A Lancashire First World War hero will be honoured at a ceremony tomorrow.
Victoria Cross winner William Mariner is to be commemorated with a special paving stone, which is being installed in the grounds of a Chorley church.
It is only fitting that we pay tribute to him locally and it is a great honour for Chorley to have this commemorative stone.Councillor Peter Wilson
It is part of a national scheme that will see all 628 VC recipients of the First World War commemorated with a paving stone in their place of birth.
Rifleman William Mariner was born in Wellington Street, Chorley, in 1882 and served in a number of battles until his death, fighting in a German trench, near Loos, on June 30, 1916, aged just 34.
He was awarded the VC, the highest and most prestigious award for gallantry in the face of the enemy, that can be given to British and Commonwealth forces, in 1915, after he single-handedly attacked and destroyed a machine gun post on the battlefield of Cambrai.
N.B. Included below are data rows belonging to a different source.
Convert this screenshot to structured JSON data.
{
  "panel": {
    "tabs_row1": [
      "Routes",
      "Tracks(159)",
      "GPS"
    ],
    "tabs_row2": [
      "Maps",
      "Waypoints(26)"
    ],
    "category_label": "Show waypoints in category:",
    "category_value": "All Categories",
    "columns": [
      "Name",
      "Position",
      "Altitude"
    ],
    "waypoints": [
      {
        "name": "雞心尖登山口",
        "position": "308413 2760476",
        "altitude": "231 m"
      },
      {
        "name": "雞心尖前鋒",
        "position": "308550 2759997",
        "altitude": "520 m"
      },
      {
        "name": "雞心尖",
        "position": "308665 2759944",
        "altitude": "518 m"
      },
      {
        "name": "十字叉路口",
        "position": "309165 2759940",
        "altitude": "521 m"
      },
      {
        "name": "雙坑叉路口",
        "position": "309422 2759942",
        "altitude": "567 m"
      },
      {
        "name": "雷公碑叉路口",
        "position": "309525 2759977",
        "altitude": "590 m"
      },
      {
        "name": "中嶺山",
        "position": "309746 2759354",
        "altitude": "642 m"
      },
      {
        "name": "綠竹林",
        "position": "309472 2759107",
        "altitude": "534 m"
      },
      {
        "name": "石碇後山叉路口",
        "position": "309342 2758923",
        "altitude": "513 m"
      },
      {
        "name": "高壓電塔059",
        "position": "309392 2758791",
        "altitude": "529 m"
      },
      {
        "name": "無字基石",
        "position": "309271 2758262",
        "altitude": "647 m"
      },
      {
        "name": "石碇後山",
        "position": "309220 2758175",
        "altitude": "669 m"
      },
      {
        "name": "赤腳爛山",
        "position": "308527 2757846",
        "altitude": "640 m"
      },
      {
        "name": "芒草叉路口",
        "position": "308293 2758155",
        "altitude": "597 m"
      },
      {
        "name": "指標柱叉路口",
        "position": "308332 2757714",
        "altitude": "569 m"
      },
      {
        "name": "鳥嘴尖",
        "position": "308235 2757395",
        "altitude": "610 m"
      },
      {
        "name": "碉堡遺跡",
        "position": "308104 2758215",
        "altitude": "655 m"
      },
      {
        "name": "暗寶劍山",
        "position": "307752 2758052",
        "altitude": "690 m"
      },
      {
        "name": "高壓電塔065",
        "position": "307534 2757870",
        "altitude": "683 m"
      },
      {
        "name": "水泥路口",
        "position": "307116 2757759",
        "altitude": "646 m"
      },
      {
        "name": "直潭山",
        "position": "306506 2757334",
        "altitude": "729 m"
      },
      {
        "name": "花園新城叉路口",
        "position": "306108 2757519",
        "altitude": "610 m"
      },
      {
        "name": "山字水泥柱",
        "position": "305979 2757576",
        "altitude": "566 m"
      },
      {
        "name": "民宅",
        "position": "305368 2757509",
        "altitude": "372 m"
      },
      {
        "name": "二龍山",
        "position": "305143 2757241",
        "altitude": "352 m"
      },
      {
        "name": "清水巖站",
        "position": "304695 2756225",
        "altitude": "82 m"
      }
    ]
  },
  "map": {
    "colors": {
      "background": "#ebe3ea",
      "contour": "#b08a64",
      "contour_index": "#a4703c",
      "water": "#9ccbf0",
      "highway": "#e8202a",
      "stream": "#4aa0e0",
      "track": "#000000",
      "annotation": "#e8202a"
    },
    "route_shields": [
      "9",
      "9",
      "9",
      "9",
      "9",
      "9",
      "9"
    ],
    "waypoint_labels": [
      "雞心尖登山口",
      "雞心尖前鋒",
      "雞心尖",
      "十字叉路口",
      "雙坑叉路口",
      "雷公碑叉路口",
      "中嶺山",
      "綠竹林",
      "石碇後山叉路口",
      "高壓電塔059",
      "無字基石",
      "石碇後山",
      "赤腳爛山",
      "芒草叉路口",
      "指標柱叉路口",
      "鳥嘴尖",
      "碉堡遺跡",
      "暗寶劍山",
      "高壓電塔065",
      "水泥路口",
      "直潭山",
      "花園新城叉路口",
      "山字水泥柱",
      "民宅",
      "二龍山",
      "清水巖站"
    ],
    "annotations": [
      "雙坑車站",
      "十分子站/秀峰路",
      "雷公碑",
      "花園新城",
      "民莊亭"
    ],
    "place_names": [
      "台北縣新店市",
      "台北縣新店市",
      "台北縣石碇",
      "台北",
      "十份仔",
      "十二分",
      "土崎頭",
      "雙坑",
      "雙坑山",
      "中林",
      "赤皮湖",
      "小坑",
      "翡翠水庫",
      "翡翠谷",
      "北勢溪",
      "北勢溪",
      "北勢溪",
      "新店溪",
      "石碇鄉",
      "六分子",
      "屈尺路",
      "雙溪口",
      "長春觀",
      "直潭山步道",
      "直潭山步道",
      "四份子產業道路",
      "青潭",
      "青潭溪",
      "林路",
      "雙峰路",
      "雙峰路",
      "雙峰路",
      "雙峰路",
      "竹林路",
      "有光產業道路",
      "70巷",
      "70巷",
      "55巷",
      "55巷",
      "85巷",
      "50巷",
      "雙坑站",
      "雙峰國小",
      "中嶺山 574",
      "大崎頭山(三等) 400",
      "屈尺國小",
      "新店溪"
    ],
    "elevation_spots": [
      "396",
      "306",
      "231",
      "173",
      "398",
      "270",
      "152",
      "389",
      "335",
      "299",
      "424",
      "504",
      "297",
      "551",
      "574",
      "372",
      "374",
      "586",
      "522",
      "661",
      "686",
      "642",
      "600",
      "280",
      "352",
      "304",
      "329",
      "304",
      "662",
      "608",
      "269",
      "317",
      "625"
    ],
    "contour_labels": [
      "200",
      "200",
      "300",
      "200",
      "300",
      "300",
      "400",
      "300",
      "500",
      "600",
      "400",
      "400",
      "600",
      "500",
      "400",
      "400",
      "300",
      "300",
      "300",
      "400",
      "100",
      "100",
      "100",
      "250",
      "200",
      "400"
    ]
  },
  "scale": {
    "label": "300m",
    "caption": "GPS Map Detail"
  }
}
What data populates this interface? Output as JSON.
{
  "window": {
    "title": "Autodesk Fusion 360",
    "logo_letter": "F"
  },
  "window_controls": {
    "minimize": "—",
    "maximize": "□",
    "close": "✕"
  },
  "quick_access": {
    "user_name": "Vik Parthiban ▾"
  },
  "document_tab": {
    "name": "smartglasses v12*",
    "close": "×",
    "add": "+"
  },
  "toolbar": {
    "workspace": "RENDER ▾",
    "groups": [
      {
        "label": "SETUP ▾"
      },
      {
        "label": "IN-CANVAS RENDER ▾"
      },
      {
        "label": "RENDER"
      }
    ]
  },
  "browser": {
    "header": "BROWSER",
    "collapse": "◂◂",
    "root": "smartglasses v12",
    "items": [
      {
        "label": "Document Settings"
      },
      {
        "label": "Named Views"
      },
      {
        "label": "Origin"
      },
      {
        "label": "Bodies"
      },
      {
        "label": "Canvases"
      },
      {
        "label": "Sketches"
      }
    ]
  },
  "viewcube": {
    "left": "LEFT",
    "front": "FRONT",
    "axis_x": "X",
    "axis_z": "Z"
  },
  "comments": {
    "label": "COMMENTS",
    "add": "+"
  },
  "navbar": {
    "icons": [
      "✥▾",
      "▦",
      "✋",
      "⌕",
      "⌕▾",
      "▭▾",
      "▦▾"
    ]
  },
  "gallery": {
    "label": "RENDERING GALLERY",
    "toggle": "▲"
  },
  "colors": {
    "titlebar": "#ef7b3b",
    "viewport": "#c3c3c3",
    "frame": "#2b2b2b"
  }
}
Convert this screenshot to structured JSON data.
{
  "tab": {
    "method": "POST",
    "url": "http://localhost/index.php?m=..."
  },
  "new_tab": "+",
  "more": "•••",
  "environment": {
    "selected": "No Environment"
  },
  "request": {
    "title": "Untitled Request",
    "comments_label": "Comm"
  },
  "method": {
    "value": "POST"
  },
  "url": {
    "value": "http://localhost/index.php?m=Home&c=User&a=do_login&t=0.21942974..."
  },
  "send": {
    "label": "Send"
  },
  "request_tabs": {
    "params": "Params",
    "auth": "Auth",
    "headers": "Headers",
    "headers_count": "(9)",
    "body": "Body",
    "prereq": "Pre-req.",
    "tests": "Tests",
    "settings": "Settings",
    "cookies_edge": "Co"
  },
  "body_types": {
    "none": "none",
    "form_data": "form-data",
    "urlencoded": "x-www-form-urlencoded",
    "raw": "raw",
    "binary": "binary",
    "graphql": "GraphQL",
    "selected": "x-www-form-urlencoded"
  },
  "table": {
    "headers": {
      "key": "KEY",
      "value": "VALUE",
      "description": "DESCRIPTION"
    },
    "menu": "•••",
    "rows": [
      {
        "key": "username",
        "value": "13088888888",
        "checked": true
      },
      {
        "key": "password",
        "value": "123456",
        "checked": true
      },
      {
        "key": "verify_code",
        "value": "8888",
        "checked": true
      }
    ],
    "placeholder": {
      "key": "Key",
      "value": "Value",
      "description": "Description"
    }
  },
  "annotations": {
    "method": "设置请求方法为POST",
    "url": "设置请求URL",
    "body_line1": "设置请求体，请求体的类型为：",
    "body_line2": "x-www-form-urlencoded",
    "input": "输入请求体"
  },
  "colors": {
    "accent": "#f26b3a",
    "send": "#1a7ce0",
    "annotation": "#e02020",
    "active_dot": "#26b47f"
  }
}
Chorley Council has arranged for the paving stone to be installed in the grounds of St Laurence’s Church, Union Street.
There are very few traces of rifleman Mariner in and around Chorley.
However, a slate plaque was unveiled in his honour at St Laurence’s Old School, Parker Street, by Chorley Civic Society, in 2002.
Deputy leader of Chorley Council, councillor Peter Wilson, said: “It is only fitting that we pay tribute to him locally and it is a great honour for Chorley to have this commemorative stone.”
Brigadier Christopher Coles, commander of Preston-based 42nd Infantry Brigade and HQ North West, said: “His heroism and strength of character is shown not only by how he won his Victoria Cross, but also in the manner of his death while fighting in a German trench the following year.”